All children learn through play, with a mixture of child-initiated and teacher led learning opportunities. Learning takes place both indoors and outdoors. After observing the children’s interests, we introduce different topics which the children explore through a variety of media including malleable materials, paint, sand, water, mark-making, jigsaw puzzles and literacy and mathematics games. We gradually introduce phonics and the basics of literacy are taught daily with reference to the Letters and Sounds guidance. We have a structured reading scheme in place and children share books and take part in reading activities with an adult daily. Mathematics is introduced through different activities, such as counting games, weighing activities and measuring, and is also taught daily. Reception children follow a structured mathematics programme which supports the development of skills and knowledge required to achieve the Early Learning Goals for mathematics. All the children within EYFS are encouraged to participate in dance and music. Our EYFS children become confident with a range of technology including the desktop PC, tablets and programmable toys. By the end of EYFS, children are enthusiastic and confident learners who are ready for the more structured environment of Year 1.
News and stories
College I economics and politics students visited the University of York for an enrichment day last week. The day, A Fair Economy. A Better World, was part of the York Festival of Ideas. We investigated whether it is feasible to create a fair and resilient economic...read more
Refugee Week 17 - 23 June Bootham School are proud to host a public talk by Gulwali Passarlay, to start off Refugee Week on Monday 17 June. All tickets are free and the talk is open to everyone; we hope to see you there.“Gulwali is a dedicated...read more

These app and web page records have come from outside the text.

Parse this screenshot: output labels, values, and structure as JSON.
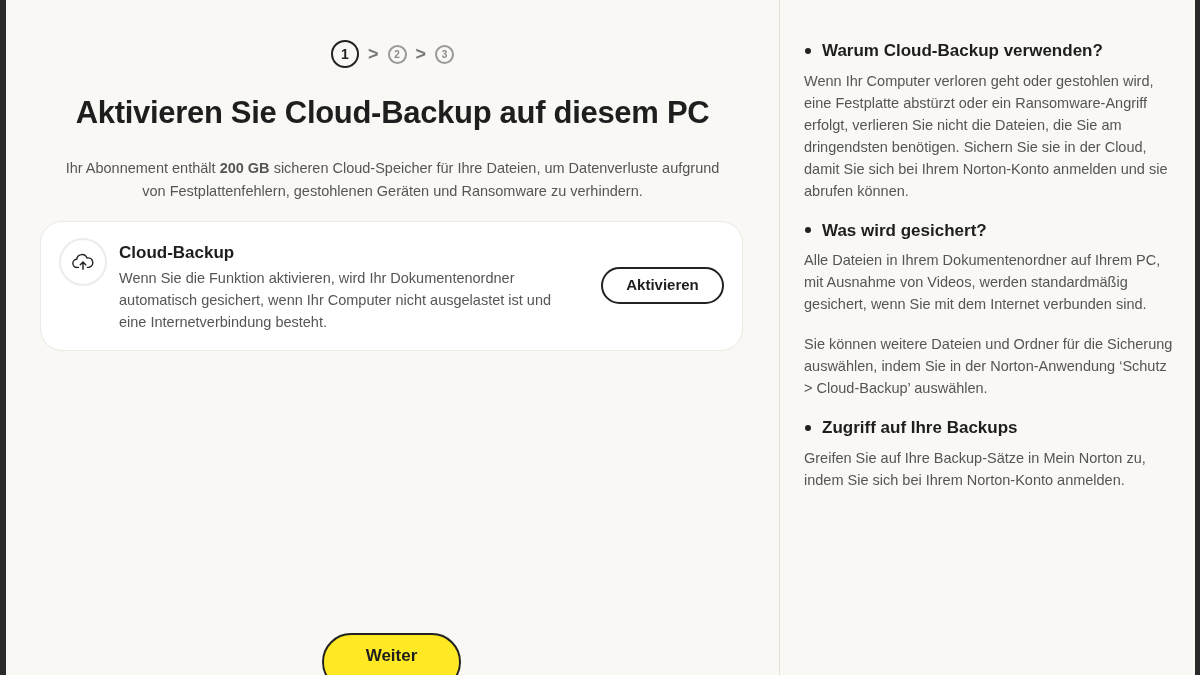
{
  "steps": [
    {
      "label": "1",
      "selected": true
    },
    {
      "label": "2",
      "selected": false
    },
    {
      "label": "3",
      "selected": false
    }
  ],
  "step_separator": ">",
  "heading": "Aktivieren Sie Cloud-Backup auf diesem PC",
  "intro": "Ihr Abonnement enthält **200 GB** sicheren Cloud-Speicher für Ihre Dateien, um Datenverluste aufgrund von Festplattenfehlern, gestohlenen Geräten und Ransomware zu verhindern.",
  "feature_card": {
    "title": "Cloud-Backup",
    "description": "Wenn Sie die Funktion aktivieren, wird Ihr Dokumentenordner automatisch gesichert, wenn Ihr Computer nicht ausgelastet ist und eine Internetverbindung besteht.",
    "button": "Aktivieren"
  },
  "next_button": "Weiter",
  "info_panel": [
    {
      "title": "Warum Cloud-Backup verwenden?",
      "paragraphs": [
        "Wenn Ihr Computer verloren geht oder gestohlen wird, eine Festplatte abstürzt oder ein Ransomware-Angriff erfolgt, verlieren Sie nicht die Dateien, die Sie am dringendsten benötigen. Sichern Sie sie in der Cloud, damit Sie sich bei Ihrem Norton-Konto anmelden und sie abrufen können."
      ]
    },
    {
      "title": "Was wird gesichert?",
      "paragraphs": [
        "Alle Dateien in Ihrem Dokumentenordner auf Ihrem PC, mit Ausnahme von Videos, werden standardmäßig gesichert, wenn Sie mit dem Internet verbunden sind.",
        "Sie können weitere Dateien und Ordner für die Sicherung auswählen, indem Sie in der Norton-Anwendung ‘Schutz > Cloud-Backup’ auswählen."
      ]
    },
    {
      "title": "Zugriff auf Ihre Backups",
      "paragraphs": [
        "Greifen Sie auf Ihre Backup-Sätze in Mein Norton zu, indem Sie sich bei Ihrem Norton-Konto anmelden."
      ]
    }
  ]
}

Hot, Hot, Hot! Year 3 have been tasting hot chocolate as the Ancient Maya would have drunk it - raw cacao and chili powder! Most of them weren't big fans! All creatures great and smallYear 1 at Askham Bryan College last week learning about all...read more